Sex, like many other aspects of our daily lives, has changed in the time of COVID-19, said psychiatrist Dr Ceyda Güvenç.
“People have been refraining from having multiple partners. So they’ve turned to masturbation or digital sex,” Güvenç said.
While she said that many people have been having monogamous sex, some have even been trying to have sex without kissing.
“If you live with a partner, yes, you could theoretically pass the virus, but it doesn’t matter if you have sex when you already are having meals at the same table.”
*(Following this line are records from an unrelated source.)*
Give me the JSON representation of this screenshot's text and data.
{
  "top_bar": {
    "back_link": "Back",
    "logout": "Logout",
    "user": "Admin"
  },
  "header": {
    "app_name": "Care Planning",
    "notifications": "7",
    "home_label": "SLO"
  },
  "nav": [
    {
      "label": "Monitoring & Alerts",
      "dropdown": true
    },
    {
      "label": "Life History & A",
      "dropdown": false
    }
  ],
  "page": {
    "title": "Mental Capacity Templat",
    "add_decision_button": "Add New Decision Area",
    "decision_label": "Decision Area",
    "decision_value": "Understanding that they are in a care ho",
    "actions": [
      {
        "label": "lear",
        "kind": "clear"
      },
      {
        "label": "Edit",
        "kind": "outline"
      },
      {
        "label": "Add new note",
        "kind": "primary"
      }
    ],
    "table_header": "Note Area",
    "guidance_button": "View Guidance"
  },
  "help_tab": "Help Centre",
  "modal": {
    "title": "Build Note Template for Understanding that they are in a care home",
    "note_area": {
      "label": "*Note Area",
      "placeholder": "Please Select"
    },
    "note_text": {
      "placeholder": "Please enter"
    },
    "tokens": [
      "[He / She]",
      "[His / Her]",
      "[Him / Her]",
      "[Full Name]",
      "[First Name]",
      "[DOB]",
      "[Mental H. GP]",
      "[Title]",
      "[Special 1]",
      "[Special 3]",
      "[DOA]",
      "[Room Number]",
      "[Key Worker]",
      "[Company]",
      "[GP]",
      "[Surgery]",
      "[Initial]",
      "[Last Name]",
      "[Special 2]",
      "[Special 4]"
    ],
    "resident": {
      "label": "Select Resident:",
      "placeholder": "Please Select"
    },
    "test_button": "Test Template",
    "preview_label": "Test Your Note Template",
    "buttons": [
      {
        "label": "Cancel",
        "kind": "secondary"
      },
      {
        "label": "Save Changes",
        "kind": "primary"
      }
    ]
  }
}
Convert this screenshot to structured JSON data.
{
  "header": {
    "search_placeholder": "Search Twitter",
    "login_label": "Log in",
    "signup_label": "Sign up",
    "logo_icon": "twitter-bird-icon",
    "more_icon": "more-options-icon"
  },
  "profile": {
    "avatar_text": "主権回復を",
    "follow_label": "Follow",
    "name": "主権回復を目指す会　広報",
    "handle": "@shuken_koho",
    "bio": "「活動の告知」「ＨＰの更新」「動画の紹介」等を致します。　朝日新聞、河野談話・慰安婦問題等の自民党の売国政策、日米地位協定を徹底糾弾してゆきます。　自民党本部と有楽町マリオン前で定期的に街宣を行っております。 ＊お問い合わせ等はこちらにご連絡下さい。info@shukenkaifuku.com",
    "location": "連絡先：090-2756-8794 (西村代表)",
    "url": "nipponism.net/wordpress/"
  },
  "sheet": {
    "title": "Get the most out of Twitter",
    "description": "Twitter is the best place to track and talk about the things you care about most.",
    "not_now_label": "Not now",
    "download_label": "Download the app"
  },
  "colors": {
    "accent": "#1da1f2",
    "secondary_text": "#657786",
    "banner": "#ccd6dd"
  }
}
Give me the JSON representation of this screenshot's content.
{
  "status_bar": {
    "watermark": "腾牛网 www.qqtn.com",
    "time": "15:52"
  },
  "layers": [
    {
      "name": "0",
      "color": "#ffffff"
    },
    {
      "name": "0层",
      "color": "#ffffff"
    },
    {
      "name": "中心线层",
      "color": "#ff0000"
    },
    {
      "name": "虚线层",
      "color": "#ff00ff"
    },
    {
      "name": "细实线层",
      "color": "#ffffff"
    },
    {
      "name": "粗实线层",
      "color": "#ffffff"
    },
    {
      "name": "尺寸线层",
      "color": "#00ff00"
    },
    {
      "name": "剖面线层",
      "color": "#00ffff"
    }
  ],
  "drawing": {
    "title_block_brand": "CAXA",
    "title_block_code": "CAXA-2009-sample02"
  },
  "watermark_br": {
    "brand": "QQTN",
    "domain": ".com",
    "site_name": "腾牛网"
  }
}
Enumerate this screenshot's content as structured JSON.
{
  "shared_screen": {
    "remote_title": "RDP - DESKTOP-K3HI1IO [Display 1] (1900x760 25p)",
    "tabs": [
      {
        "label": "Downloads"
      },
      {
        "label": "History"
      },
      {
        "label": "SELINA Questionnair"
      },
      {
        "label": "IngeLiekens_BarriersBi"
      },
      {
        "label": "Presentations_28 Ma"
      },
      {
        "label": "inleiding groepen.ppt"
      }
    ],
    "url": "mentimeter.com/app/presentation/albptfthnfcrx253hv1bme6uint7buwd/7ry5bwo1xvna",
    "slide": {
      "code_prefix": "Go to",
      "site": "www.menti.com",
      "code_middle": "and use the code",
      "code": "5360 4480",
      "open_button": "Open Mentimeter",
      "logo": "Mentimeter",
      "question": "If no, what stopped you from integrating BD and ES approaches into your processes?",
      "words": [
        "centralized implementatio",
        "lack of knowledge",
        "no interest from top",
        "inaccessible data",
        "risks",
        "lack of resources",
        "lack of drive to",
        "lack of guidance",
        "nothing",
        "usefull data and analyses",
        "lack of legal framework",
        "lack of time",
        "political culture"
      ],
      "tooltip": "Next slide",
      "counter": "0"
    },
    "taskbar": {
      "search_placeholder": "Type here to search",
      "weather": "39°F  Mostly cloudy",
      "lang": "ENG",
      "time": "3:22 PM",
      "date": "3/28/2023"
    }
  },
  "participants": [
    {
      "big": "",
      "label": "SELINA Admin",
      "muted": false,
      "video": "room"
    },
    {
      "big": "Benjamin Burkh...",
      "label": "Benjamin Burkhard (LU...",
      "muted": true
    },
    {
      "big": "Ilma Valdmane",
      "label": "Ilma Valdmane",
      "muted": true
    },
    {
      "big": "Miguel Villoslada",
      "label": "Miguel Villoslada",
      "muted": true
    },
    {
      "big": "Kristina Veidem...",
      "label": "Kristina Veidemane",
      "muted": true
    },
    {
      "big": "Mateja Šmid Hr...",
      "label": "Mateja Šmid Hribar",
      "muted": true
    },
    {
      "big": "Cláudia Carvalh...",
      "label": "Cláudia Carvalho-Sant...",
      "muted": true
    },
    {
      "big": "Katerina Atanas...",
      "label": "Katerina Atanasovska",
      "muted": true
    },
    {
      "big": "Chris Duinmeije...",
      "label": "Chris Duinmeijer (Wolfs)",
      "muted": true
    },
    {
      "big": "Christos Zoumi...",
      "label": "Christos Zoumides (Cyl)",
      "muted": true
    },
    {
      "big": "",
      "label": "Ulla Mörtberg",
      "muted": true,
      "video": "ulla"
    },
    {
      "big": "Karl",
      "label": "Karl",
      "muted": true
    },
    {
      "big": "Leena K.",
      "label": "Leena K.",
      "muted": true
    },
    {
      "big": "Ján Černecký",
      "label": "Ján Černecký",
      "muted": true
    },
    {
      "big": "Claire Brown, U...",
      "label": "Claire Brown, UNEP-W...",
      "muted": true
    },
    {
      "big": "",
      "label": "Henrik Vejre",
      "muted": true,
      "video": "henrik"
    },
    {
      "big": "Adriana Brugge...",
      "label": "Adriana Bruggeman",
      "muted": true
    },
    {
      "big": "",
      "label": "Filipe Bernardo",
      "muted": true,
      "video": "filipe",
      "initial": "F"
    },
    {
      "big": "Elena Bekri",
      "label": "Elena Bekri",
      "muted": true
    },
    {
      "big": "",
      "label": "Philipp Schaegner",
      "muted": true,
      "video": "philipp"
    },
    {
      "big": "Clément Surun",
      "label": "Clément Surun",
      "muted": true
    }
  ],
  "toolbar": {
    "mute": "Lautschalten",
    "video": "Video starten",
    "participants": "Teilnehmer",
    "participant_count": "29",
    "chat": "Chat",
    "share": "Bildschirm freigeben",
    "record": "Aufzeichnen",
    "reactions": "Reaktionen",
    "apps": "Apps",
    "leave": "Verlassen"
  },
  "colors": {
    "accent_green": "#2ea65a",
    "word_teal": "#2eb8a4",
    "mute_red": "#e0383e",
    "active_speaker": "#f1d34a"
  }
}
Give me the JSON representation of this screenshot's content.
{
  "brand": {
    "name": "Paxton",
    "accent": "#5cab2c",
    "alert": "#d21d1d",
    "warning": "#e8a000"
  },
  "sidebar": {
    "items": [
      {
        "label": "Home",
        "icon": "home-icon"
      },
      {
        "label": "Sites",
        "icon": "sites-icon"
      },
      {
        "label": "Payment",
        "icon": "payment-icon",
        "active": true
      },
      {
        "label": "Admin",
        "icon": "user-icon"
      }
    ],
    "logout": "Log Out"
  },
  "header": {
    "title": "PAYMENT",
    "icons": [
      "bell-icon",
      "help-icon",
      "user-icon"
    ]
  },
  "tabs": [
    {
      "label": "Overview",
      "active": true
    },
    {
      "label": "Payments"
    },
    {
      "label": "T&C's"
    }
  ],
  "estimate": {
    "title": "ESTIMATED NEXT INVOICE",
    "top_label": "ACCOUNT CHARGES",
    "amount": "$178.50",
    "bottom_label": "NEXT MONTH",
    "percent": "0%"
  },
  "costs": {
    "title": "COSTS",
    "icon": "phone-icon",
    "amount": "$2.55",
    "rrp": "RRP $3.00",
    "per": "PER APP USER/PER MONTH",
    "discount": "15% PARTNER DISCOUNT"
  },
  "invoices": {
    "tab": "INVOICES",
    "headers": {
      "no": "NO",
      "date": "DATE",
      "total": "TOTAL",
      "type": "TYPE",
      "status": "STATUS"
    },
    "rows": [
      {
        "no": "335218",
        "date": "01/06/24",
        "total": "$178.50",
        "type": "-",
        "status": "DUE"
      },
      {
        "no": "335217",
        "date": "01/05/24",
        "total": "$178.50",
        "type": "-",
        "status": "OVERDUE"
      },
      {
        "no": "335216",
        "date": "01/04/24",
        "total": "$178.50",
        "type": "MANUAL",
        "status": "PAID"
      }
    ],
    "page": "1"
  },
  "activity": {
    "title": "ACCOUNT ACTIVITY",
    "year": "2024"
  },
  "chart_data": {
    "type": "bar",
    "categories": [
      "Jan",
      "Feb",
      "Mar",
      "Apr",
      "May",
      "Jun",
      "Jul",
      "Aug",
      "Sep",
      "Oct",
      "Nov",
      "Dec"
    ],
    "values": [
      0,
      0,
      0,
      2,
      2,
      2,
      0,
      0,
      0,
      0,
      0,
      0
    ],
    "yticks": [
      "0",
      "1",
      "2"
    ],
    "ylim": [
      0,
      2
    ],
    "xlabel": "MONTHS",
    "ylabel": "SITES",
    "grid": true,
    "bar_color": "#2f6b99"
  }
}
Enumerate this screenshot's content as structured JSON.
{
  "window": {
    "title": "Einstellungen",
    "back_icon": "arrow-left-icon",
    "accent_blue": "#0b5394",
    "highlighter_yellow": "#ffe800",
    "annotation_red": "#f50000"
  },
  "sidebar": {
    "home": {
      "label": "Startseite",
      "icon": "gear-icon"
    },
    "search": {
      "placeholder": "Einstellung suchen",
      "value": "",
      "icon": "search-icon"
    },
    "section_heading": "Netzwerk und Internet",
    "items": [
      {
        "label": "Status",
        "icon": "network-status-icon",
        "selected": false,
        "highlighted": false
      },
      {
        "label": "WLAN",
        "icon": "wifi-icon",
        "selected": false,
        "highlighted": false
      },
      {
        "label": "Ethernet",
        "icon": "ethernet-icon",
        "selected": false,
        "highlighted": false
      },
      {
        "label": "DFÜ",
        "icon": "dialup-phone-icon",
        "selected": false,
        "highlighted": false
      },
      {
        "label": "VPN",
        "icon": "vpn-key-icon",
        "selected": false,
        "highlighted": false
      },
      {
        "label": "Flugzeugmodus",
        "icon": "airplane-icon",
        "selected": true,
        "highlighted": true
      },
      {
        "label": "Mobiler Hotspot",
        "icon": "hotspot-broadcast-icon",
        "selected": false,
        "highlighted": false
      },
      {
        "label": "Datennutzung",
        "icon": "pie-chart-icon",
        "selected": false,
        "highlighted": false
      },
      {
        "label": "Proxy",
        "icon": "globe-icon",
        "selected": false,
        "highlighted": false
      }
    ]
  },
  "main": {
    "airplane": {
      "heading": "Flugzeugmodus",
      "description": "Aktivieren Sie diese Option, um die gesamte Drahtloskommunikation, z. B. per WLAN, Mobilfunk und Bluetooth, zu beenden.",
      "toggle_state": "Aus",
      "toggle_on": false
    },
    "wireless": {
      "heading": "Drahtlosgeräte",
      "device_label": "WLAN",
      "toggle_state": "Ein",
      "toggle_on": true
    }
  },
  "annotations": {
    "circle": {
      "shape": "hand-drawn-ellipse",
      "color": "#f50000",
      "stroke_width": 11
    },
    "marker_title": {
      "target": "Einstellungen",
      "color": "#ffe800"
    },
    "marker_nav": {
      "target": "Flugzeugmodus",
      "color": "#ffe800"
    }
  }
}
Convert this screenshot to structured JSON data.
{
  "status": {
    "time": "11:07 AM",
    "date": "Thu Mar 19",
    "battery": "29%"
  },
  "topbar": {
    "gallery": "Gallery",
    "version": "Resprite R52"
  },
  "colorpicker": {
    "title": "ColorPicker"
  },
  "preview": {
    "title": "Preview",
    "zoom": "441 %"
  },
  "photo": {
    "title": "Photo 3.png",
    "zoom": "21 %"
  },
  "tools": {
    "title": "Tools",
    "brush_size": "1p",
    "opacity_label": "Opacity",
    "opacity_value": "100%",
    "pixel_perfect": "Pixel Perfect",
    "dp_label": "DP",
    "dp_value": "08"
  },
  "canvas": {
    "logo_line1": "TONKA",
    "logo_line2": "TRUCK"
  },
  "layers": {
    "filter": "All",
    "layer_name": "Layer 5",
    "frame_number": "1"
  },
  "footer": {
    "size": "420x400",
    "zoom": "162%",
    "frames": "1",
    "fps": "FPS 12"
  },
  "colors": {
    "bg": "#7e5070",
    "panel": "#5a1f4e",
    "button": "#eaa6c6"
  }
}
Meanwhile, many people who have regular sexual partners have been physically separated from them, which has created a surge in what Güvenç calls “digital sex.”
Güvenç isn’t referring to sex with partners with whom one meets online, but rather to sex that involves digital elements.
The simplest example she gives is college students who are staying with their families and who resort to having sex on video calls instead of in person.
“There are sex toys with remotes now. There are these kissing toys. Your partner abroad has one pair of lips, and you’ll have the other. Not that anyone’s worried about this now, but we’ll see a surge in demand for these.”
Güvenç said that digital sex was created during the AIDS epidemic of the 80s, but has become increasingly popular in recent years.
“The age of digital sex may have begun. We potentially will no longer have sex to reproduce. We will only have sex for pleasure, in a virtual manner. After all there’s no courting involved, no time spent on getting stuck in traffic.”
Lastly, Güvenç noted that no matter how different it may look, sex is an instinctive action.
“We do know that during disasters like earthquakes or wars, people have more sex. From an evolutionary perspective, it’s about reproduction, survival and the continuity of your genes.”